“It was a pleasure to burn,” he wrote, I know, although I didn’t read that one. He’s been on my mind lately. Not too long ago I took out his biography from the Hillsborough Library. And Dandelion Wine. He said that he’d hedged his bets, writing short stories instead of novels. I rented Moby Dick on Netflix in March because he’d written the screenplay. It turned out to be nearly unwatchable.
But there are writers whose work forms you and he was one of them. I Sing The Body Electric seemed to have fallen from the sky into my 11 year-old hands. “The stars, one by one, were going out.” Some lines you can’t forget.
I copied out his breakthrough short story, “The Lake,” in January. I was going to do what he did, a short story every week. “Throw it up in the morning, clean it up in the afternoon,” he said.

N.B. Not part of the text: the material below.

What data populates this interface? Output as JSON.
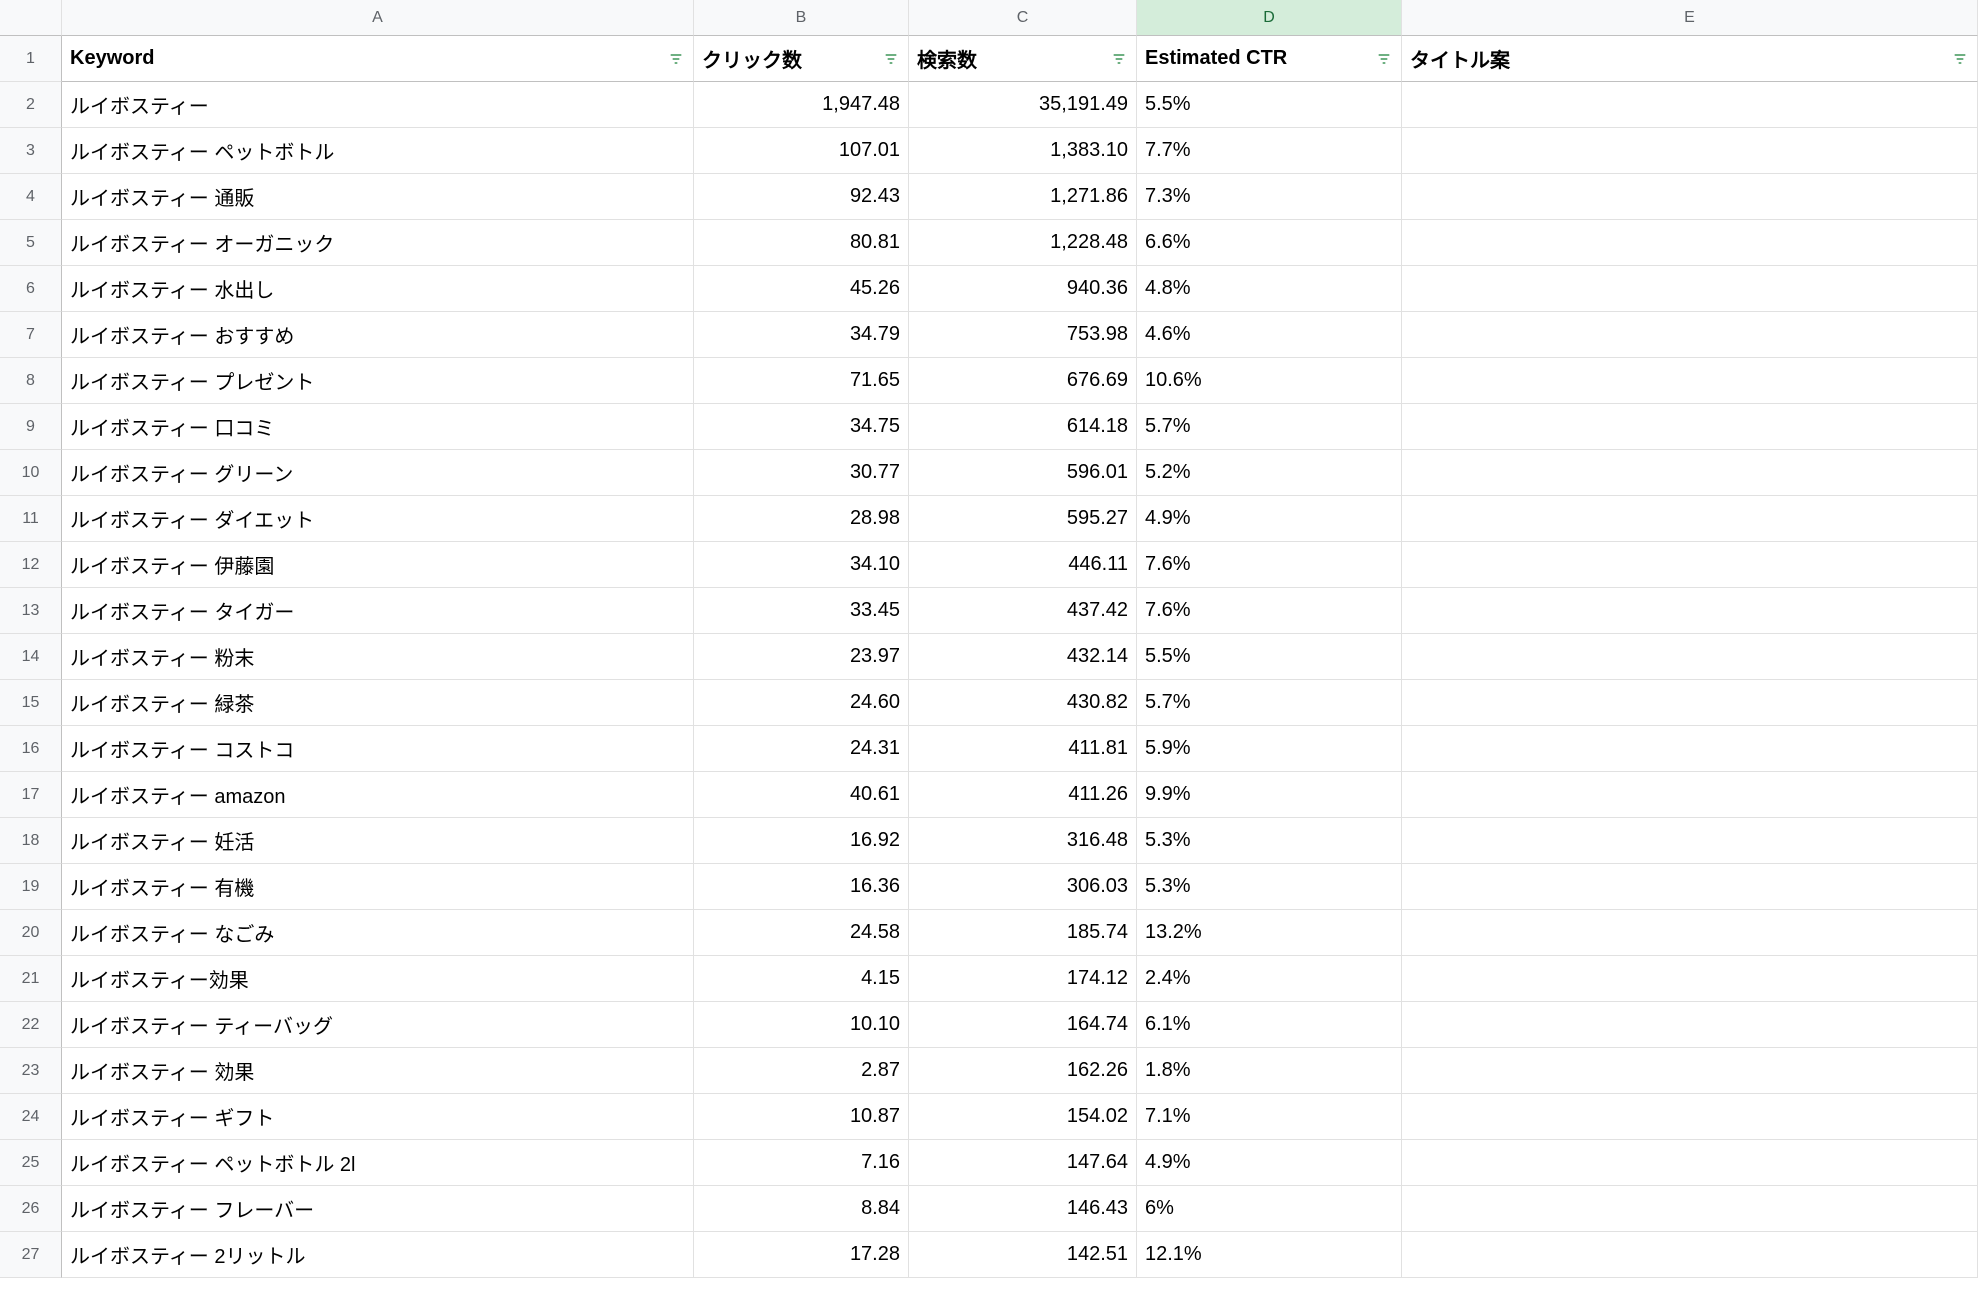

When we moved to South Pasadena, up by the library, was an adobe building with a large banner on it, proclaiming that Fahrenheit 451 would be performed there that weekend. In the five years we were there, that banner never came down. He loved theater and apparently endowed this particular little group with his works. We never went in. It seemed like one of those places where you’d be the only two patrons.
I loved his stories, but reading his biography was probably not a great idea. He became too human. The biographer was not a great writer, or very tactful, and included his affairs and bad behavior and strange family life. The writing is the thing.
He lived to be 91, in a wheelchair, diabetic, blind – all that ice cream he liked to eat in the closet hadn’t done him any favors. But he did me several.